(Length x Width x Height) / 1728 (all figures should be in inches)
Multiplying L x W x H calculates the total volume in cubic inches. The cubic inch total is then divided by 1728 because there are 1728 cubic inches in one cubic foot. If your result is greater than one, you’ll be charged using dimensional weight. To determine the Dim Weight just divide the package volume, in cubic inches, by USPS’ volumetric divisor, which is 194.
(Length x Width x Height) / 194 (all figures should be in inches)
If the result is higher than the physical weight of the package, you’ll be charged for the dimensional weight. If it is less then you’ll be charged the physical weight.
Shippers, insure you provide accurate dimensions when you ship, the first time, every time.
USPS will be very actively verifying both weight and dimensions of any package over one cubic foot in volume. If either weight or dimensions is inaccurate then they will adjust shipment charges accordingly and based on the actual weight and dims. Shippers who continuously leave information off or misstate weight and/or dimensions may then be subject to penalty fees from USPS. Avoid unexpected upcharges and potential penalty fees by getting it RIGHT at the start.
Calculate USPS dimensional weight instantly
For shippers of light commodities that take up space, the USPS dimensional weight may result in increased charges. Such increases have been estimated to be as much as 20% or more. You should know up front if your shipments might be subject to such increases. How? Verify the weight and dimensions of YOUR shipments.
Weighing and measuring all your shipments may take time, but considering the consequences of not doing it, these are precautions may well be worth the effort. That is especially true if you use tools that can shorten the process.
It can take a lot of time to measure with an ordinary tape measure or ruler and can leave you open to human error. There is a tool that is easy to use, time efficient, and which eliminates most human error. That tool is Cubetape. The user need not record dimensions by writing them down, or worse, trying to remember them. The unique barcode labelled tape and barcode scanner are accurate to 1/10th of an inch, and the device stores the dims until they are uploaded.
You can make use of Cubetape to quickly and easily determine the size of packages and determine your exposure to DIM weight charges. Once identified, such packages then may possibly be re-engineered to reduce their volume (size) and so reduce, or maybe eliminate the exposure to these higher shipping costs. Smaller packages mean less DIM weight and results in savings across your business.
Right sizing your packaging is critical to avoid DIM weight charges whenever possible and help you reduce shipping costs.
BOTTOM LINE: You must have the accurate dimensions for valid calculations
This change in the way that USPS will calculate rates for large or bulky packages makes it crucial for merchants to have access to the correct dimensional weight of their packages.

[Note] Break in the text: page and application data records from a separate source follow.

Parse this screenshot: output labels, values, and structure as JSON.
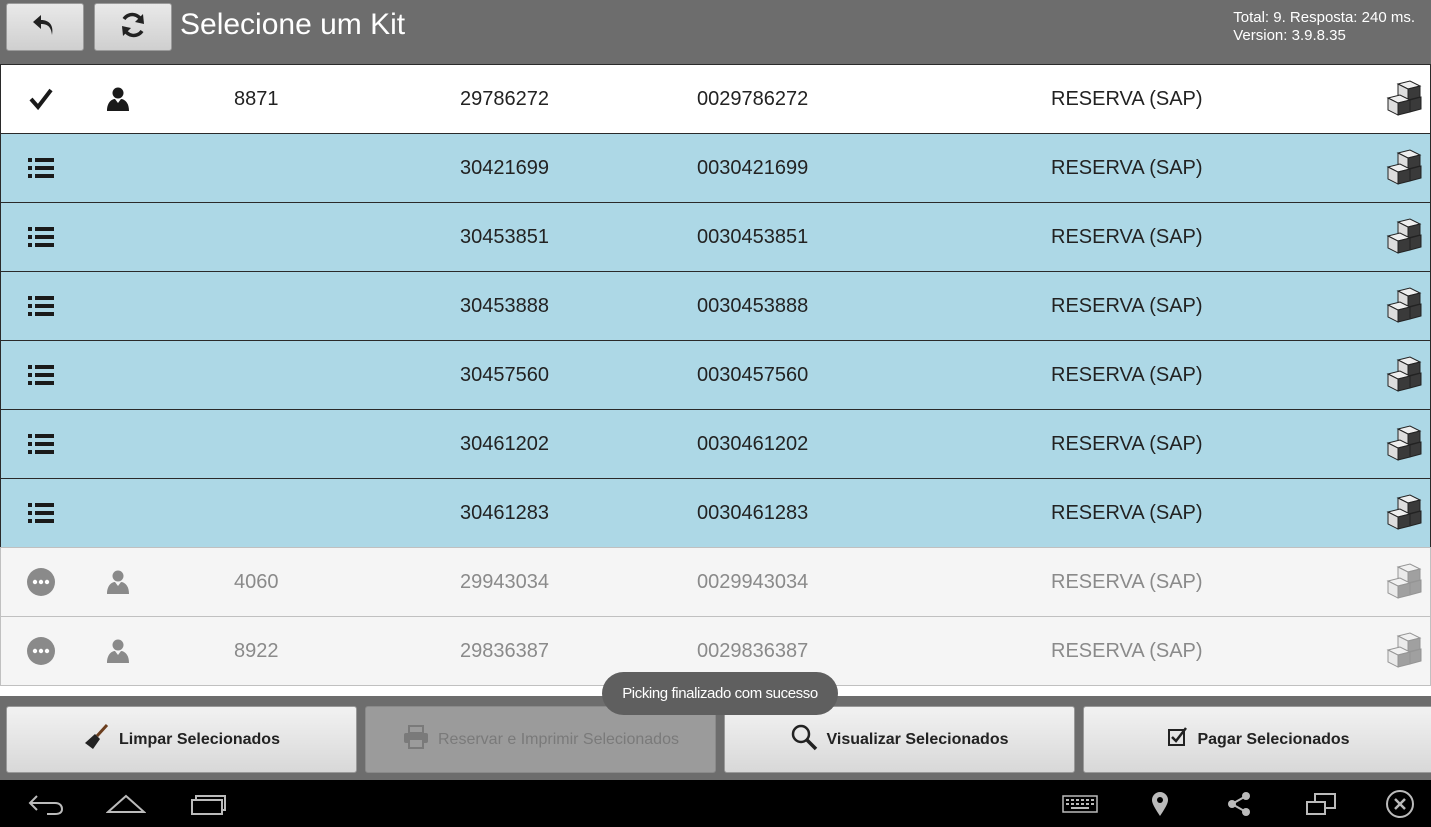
{
  "header": {
    "title": "Selecione um Kit",
    "stats_line1": "Total: 9. Resposta: 240 ms.",
    "stats_line2": "Version: 3.9.8.35",
    "back_icon": "undo-icon",
    "refresh_icon": "refresh-icon"
  },
  "rows": [
    {
      "status": "check",
      "user": true,
      "num": "8871",
      "code": "29786272",
      "code2": "0029786272",
      "type": "RESERVA (SAP)",
      "style": "selected"
    },
    {
      "status": "list",
      "user": false,
      "num": "",
      "code": "30421699",
      "code2": "0030421699",
      "type": "RESERVA (SAP)",
      "style": "blue"
    },
    {
      "status": "list",
      "user": false,
      "num": "",
      "code": "30453851",
      "code2": "0030453851",
      "type": "RESERVA (SAP)",
      "style": "blue"
    },
    {
      "status": "list",
      "user": false,
      "num": "",
      "code": "30453888",
      "code2": "0030453888",
      "type": "RESERVA (SAP)",
      "style": "blue"
    },
    {
      "status": "list",
      "user": false,
      "num": "",
      "code": "30457560",
      "code2": "0030457560",
      "type": "RESERVA (SAP)",
      "style": "blue"
    },
    {
      "status": "list",
      "user": false,
      "num": "",
      "code": "30461202",
      "code2": "0030461202",
      "type": "RESERVA (SAP)",
      "style": "blue"
    },
    {
      "status": "list",
      "user": false,
      "num": "",
      "code": "30461283",
      "code2": "0030461283",
      "type": "RESERVA (SAP)",
      "style": "blue"
    },
    {
      "status": "more",
      "user": true,
      "num": "4060",
      "code": "29943034",
      "code2": "0029943034",
      "type": "RESERVA (SAP)",
      "style": "grey"
    },
    {
      "status": "more",
      "user": true,
      "num": "8922",
      "code": "29836387",
      "code2": "0029836387",
      "type": "RESERVA (SAP)",
      "style": "grey"
    }
  ],
  "toast": "Picking finalizado com sucesso",
  "toolbar": {
    "clear_label": "Limpar Selecionados",
    "reserve_print_label": "Reservar e Imprimir Selecionados",
    "view_label": "Visualizar Selecionados",
    "pay_label": "Pagar Selecionados"
  },
  "colors": {
    "header_bg": "#6d6d6d",
    "row_blue": "#add8e6",
    "row_grey": "#f5f5f5",
    "toast_bg": "#5f5f5f"
  }
}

Only with this verified information will you have a chance to insure your packages are just the right size for the product. It will give you control over the USPS application of Dim Weight pricing. It may be unavoidable, but at least you will know about it up front, and eliminate or reduce if with smaller packages when possible.
Remember that even if you miscalculate the dimensional weight costs, the automated systems used by the USPS will catch it and your postage account will still get debited.
Cubetape is a convenient handheld device that will assist you to obtain 100 percent accurate shipping costs for all freight types. Get yours now.
Don Newell was a member on the Commodity Classification Standards Board at the National Motor Freight Traffic Association until his recent retirement. This February Don celebrated his 43rd year in the LTL industry.